being the more interesting ones. The road north of Xai Xai (the EN1) is
currently in very poor condition and extremely dangerous. It is severely
pot-holed and the tar reduced to only a single car width for much of the
100km of road works. Passing is done on the sand strip alongside the tarred
bit. The highlight of the journey to Panda was seeing a pair of African
Hobby's at fairly close quarters. Nothing much seems to happen in Panda but
the bakery makes excellent Pau's. Hyliota Camp, our destination for the next
two nights, lies south-west of Panda. One drives down a good gravel road
through some magnificent Miombo woodland for about 25km (this Miombo would
provide one of the trip's highlights in a couple of days time on our return
journey) before turning onto a sandy track for another 45km. A vehicle with
decent clearance is necessary. Four-wheel drive will reduce the chance of
getting stuck but low-range was not necessary.

Hyliota Camp is a private camp owned by Maans Booysens and his partners. It
is located near the shore of a beautiful lake and is surrounded by Miombo
woodlands, thornveld and a spectacular Lebombo-ironwood forest. Its
facilities are rudimentary but adequate. It is perfectly situated for great
birding. On our first morning there, Maans spotted an unusual wader with
long red legs - a Common Redshank! We also saw Red-winged Pratincoles,
Wattled Starlings, Long-billed and Red-faced Crombecs and Sunbirds
(Neergards, Collared, Amethyst and Scarlet-chested) alongside the camp.
Drives in the adjacent forests resulted in good views of Chestnut-fronted
Helmet-Shrikes, Plain-backed Sunbirds, Bohm's Spinetail, Mozambican
Nightjar, Kurrichane Buttonquail, Red-crested and Black-bellied Korhaan and
even a Honey Buzzard.

We stopped in the Miombo woodland on the road to Panda en route to
Inhambane. We had been trying to call up Olive-headed Weaver without
success. Maans spotted one of their nests (made of "old man's beard) while
driving up the road. We waited by it for a while and were rewarded with
great views of both male and female Olive-headed Weavers. The female was
taking food into the nest to feed a chick. We also saw Racquet-tailed
Rollers, Southern Hyliota and Pale Batis. I saw a black and white bird with
a flycatcher gizz that was unusual to me as it had a white collar - a
Collared Flycatcher! Unfortunately the others didn't share this sighting.
The gravel road beyond Panda was good in parts though shocking the closer
one got to Inhambane.

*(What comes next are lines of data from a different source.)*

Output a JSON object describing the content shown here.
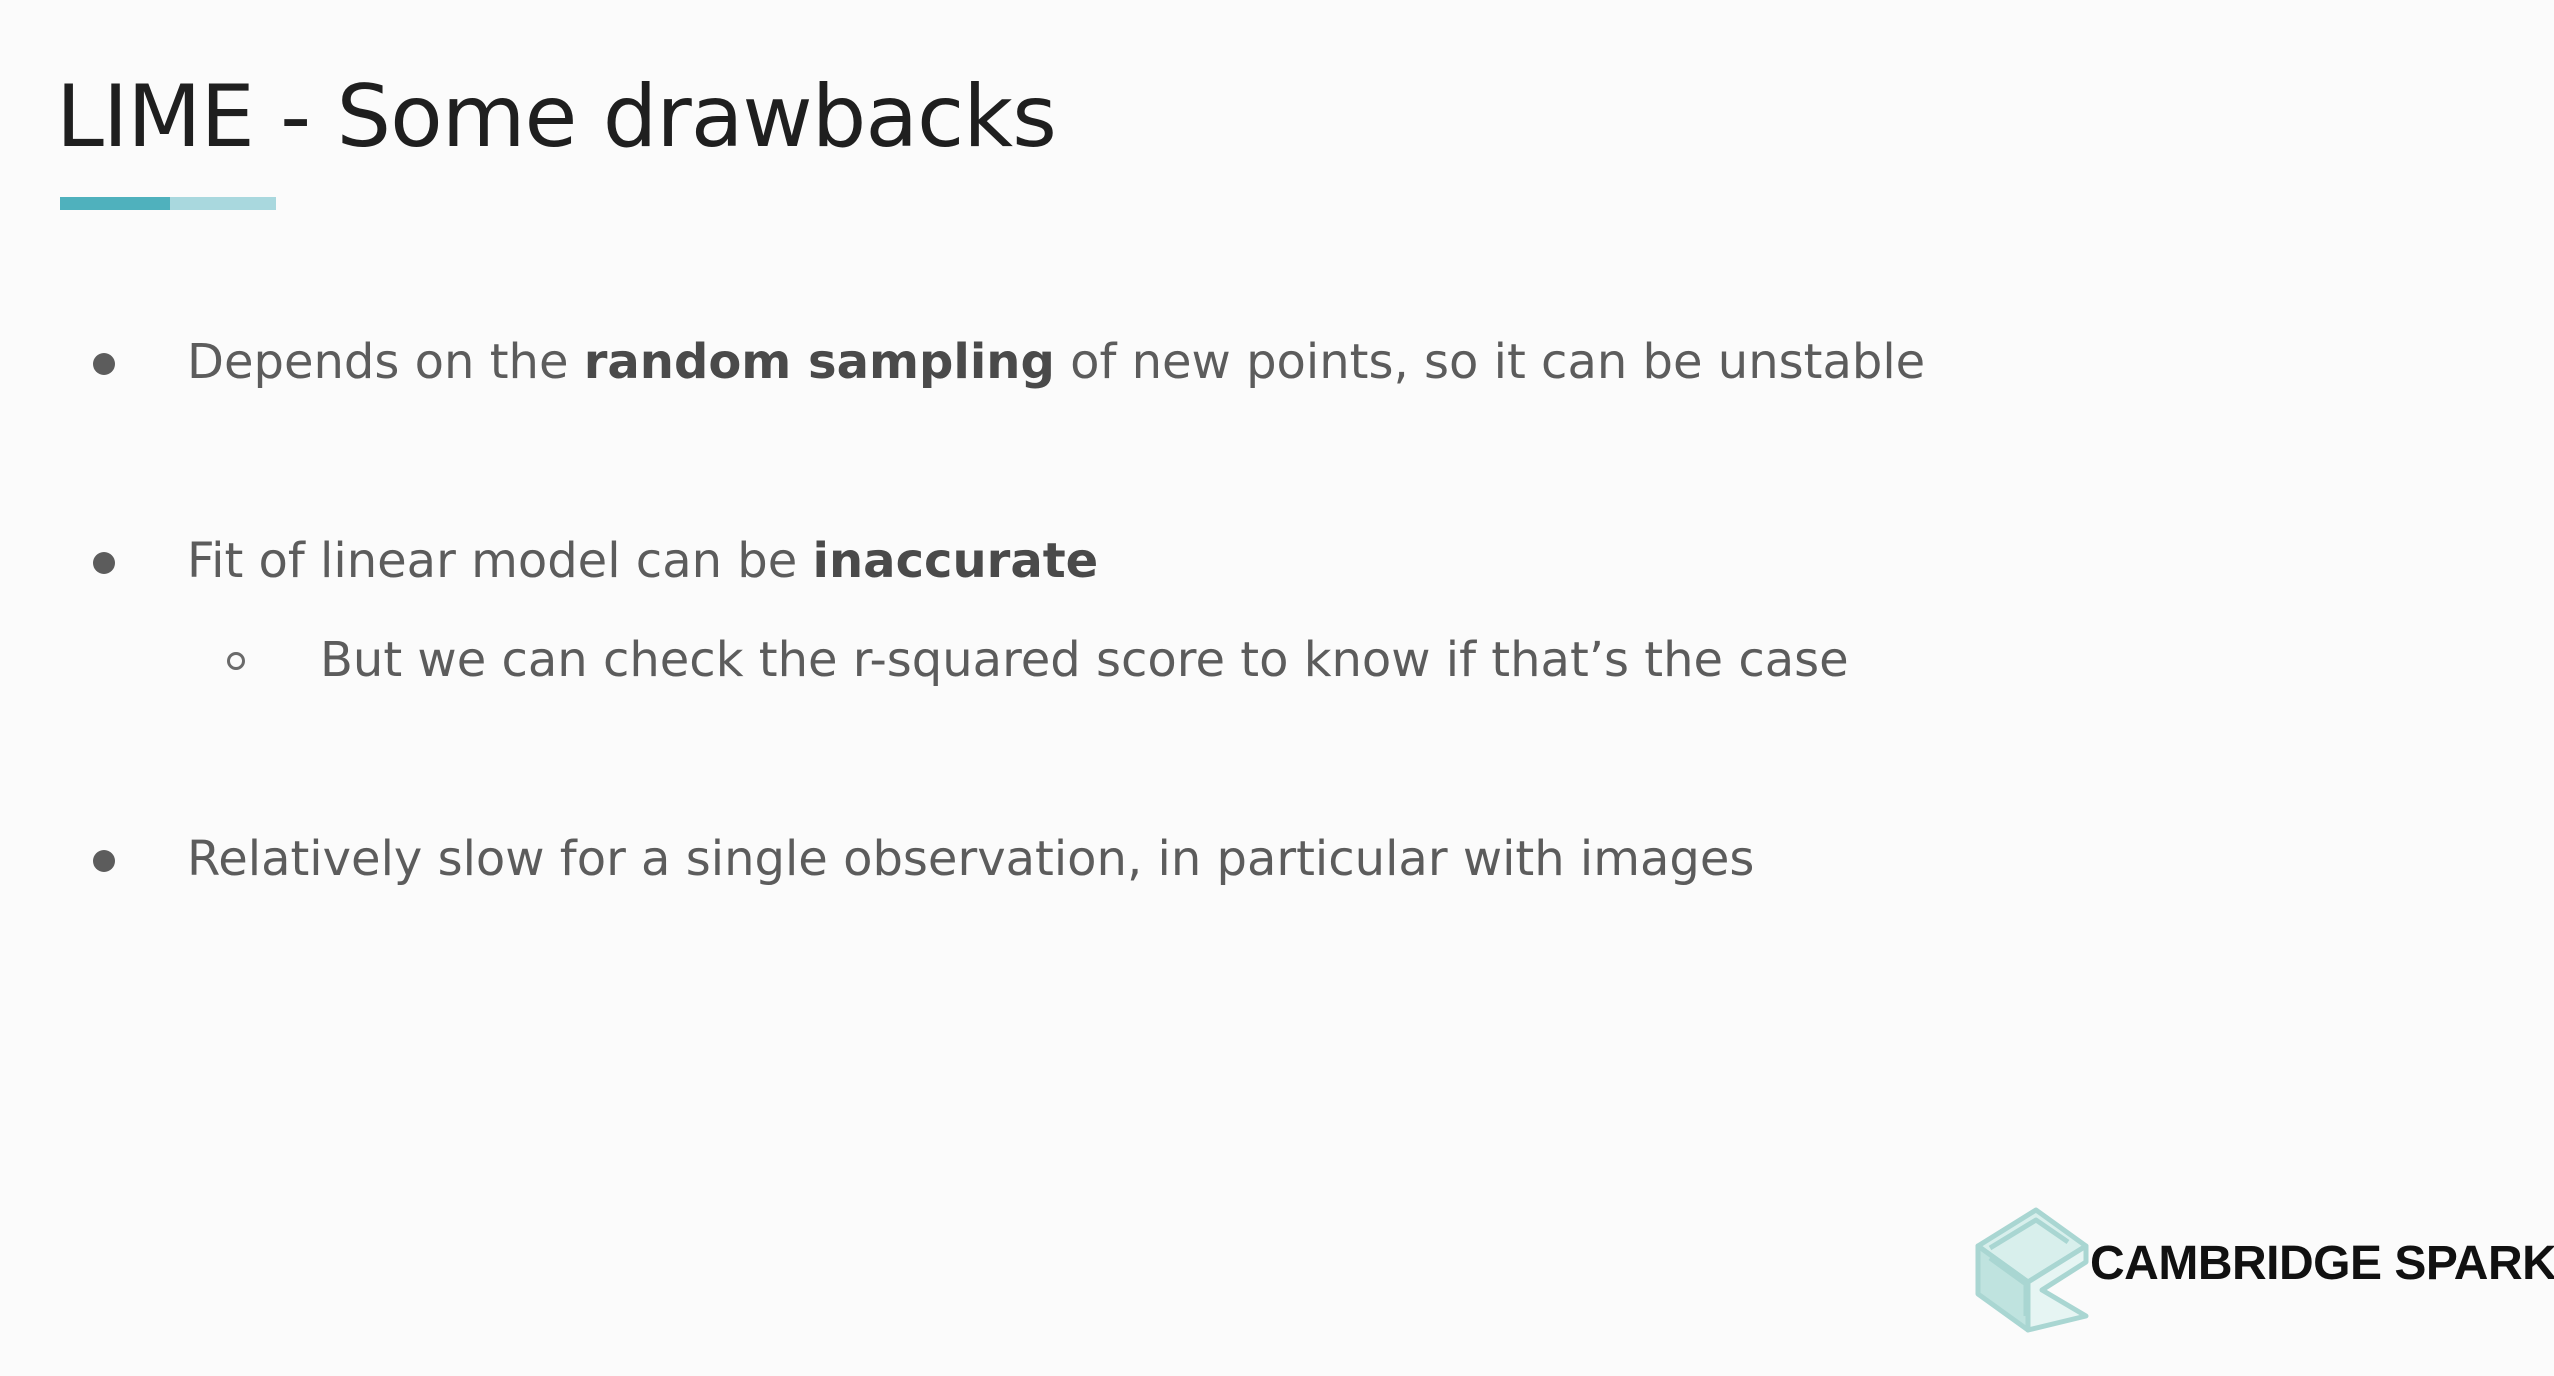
{
  "slide": {
    "title": "LIME - Some drawbacks",
    "accent_colors": {
      "primary": "#4fb1bd",
      "secondary": "#a9d8de"
    },
    "bullets": [
      {
        "level": 1,
        "segments": [
          {
            "text": "Depends on the ",
            "bold": false
          },
          {
            "text": "random sampling",
            "bold": true
          },
          {
            "text": " of new points, so it can be unstable",
            "bold": false
          }
        ]
      },
      {
        "level": 1,
        "segments": [
          {
            "text": "Fit of linear model can be ",
            "bold": false
          },
          {
            "text": "inaccurate",
            "bold": true
          }
        ]
      },
      {
        "level": 2,
        "segments": [
          {
            "text": "But we can check the r-squared score to know if that’s the case",
            "bold": false
          }
        ]
      },
      {
        "level": 1,
        "segments": [
          {
            "text": "Relatively slow for a single observation, in particular with images",
            "bold": false
          }
        ]
      }
    ],
    "logo": {
      "text": "CAMBRIDGE SPARK",
      "icon": "cambridge-spark-logo-icon",
      "color": "#a9d6d2"
    }
  }
}
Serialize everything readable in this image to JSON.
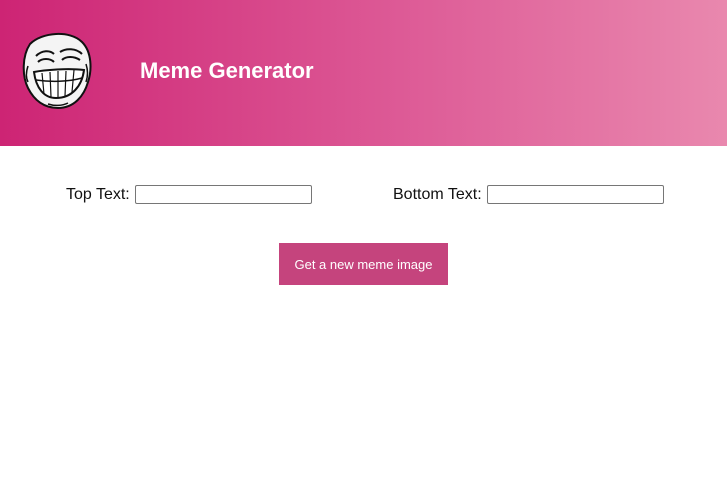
{
  "header": {
    "title": "Meme Generator",
    "logo_icon": "troll-face-icon",
    "gradient_colors": [
      "#cd2474",
      "#dd5a96",
      "#e988ae"
    ]
  },
  "form": {
    "top_text_label": "Top Text:",
    "top_text_value": "",
    "top_text_placeholder": "",
    "bottom_text_label": "Bottom Text:",
    "bottom_text_value": "",
    "bottom_text_placeholder": "",
    "submit_label": "Get a new meme image",
    "submit_color": "#c5447d"
  }
}
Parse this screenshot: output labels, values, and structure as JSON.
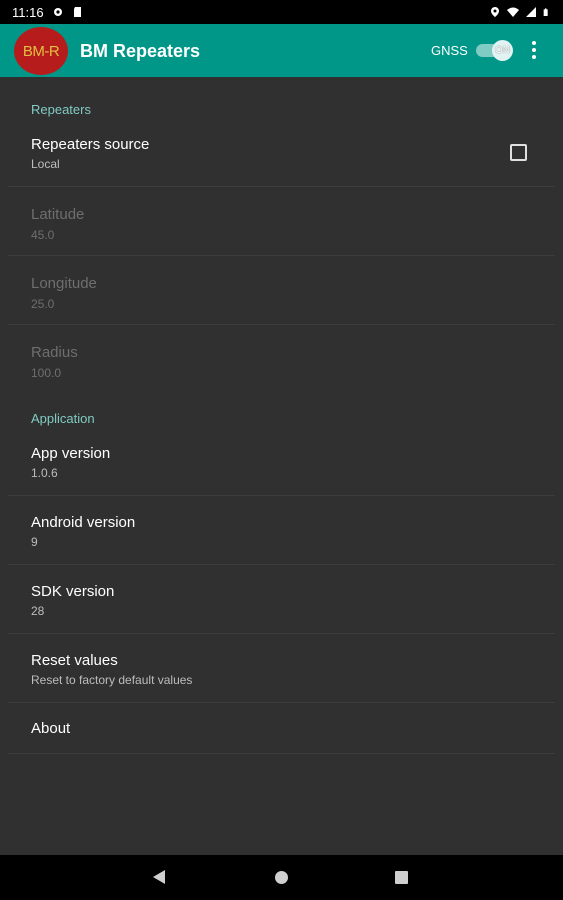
{
  "status_bar": {
    "time": "11:16",
    "left_icons": [
      "gear-icon",
      "sd-card-icon"
    ],
    "right_icons": [
      "location-icon",
      "wifi-icon",
      "signal-icon",
      "battery-icon"
    ]
  },
  "toolbar": {
    "logo_text": "BM-R",
    "title": "BM Repeaters",
    "gnss_label": "GNSS",
    "gnss_switch_text": "ON",
    "gnss_enabled": true,
    "overflow_icon": "more-vert-icon"
  },
  "categories": {
    "repeaters": "Repeaters",
    "application": "Application"
  },
  "prefs": {
    "repeaters_source": {
      "title": "Repeaters source",
      "summary": "Local",
      "checked": false
    },
    "latitude": {
      "title": "Latitude",
      "summary": "45.0",
      "enabled": false
    },
    "longitude": {
      "title": "Longitude",
      "summary": "25.0",
      "enabled": false
    },
    "radius": {
      "title": "Radius",
      "summary": "100.0",
      "enabled": false
    },
    "app_version": {
      "title": "App version",
      "summary": "1.0.6"
    },
    "android_version": {
      "title": "Android version",
      "summary": "9"
    },
    "sdk_version": {
      "title": "SDK version",
      "summary": "28"
    },
    "reset_values": {
      "title": "Reset values",
      "summary": "Reset to factory default values"
    },
    "about": {
      "title": "About"
    }
  },
  "nav_bar": {
    "icons": [
      "back-icon",
      "home-icon",
      "recents-icon"
    ]
  },
  "colors": {
    "toolbar": "#009688",
    "accent": "#80cbc4",
    "background": "#303030",
    "logo": "#b71c1c"
  }
}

Inhambane is a sprawling town on the edge of a large estuary. We were
staying in chalets at Molokay Bay on the Barra peninsula. A nearby lake gave
us good views of Pygmy Geese, Lesser Jacana, Open-billed Storks,
White-backed ducks and Greater Blue-eared Starlings. Maans was expecting to
see great numbers of shorebirds based on his experience of previous trips.
On this occasion however, there was a nice variety of birds but not in large
numbers: only one Crab Plover, Greater and Lesser Sand Plovers, Common
Whimbrel, Bar-tailed Godwit, Curlew Sandpipers, Little Stints, Sanderlings,
White-fronted Plovers and Ruddy Turnstones amongst others. The Greater and
the Lesser Sand Plover are similar so it was good to compare them to each

In summary, we saw about 180 species of birds over the week of which eleven
were lifers for me. We traveled just under 3000km on roads that ranged from
excellent to dangerous. Hyliota Camp is a superb spot for Miombo birding and
is as remote as one can possibly get in the region. If anyone wishes to stay
there, contact Maans Booysen directly.

Donald MacGillivray

Last Updated ( Tuesday, 19 January 2010 12:04 )  


Text and photographs by Dan Nuttall 
(taken from Africa Birds and Birding February 1998 Vol.3, No.1)

A first sighting is a rare pleasure, something that lingers in the minds of most birders. Today is no exception. What makes this particular sighting so indelible is my awareness that very few people have seen this species. But here, literally in hand, are 12 Olive-headed Weavers - an intriguing and rarely seen species. Courtesy of Robert Prys-Jones, I am sitting amidst the vast avifaunal collection of the Rothschild Zoological Museum in Tring, England. The collection forms a part of the larger faunal collection of the British Natural History Museum.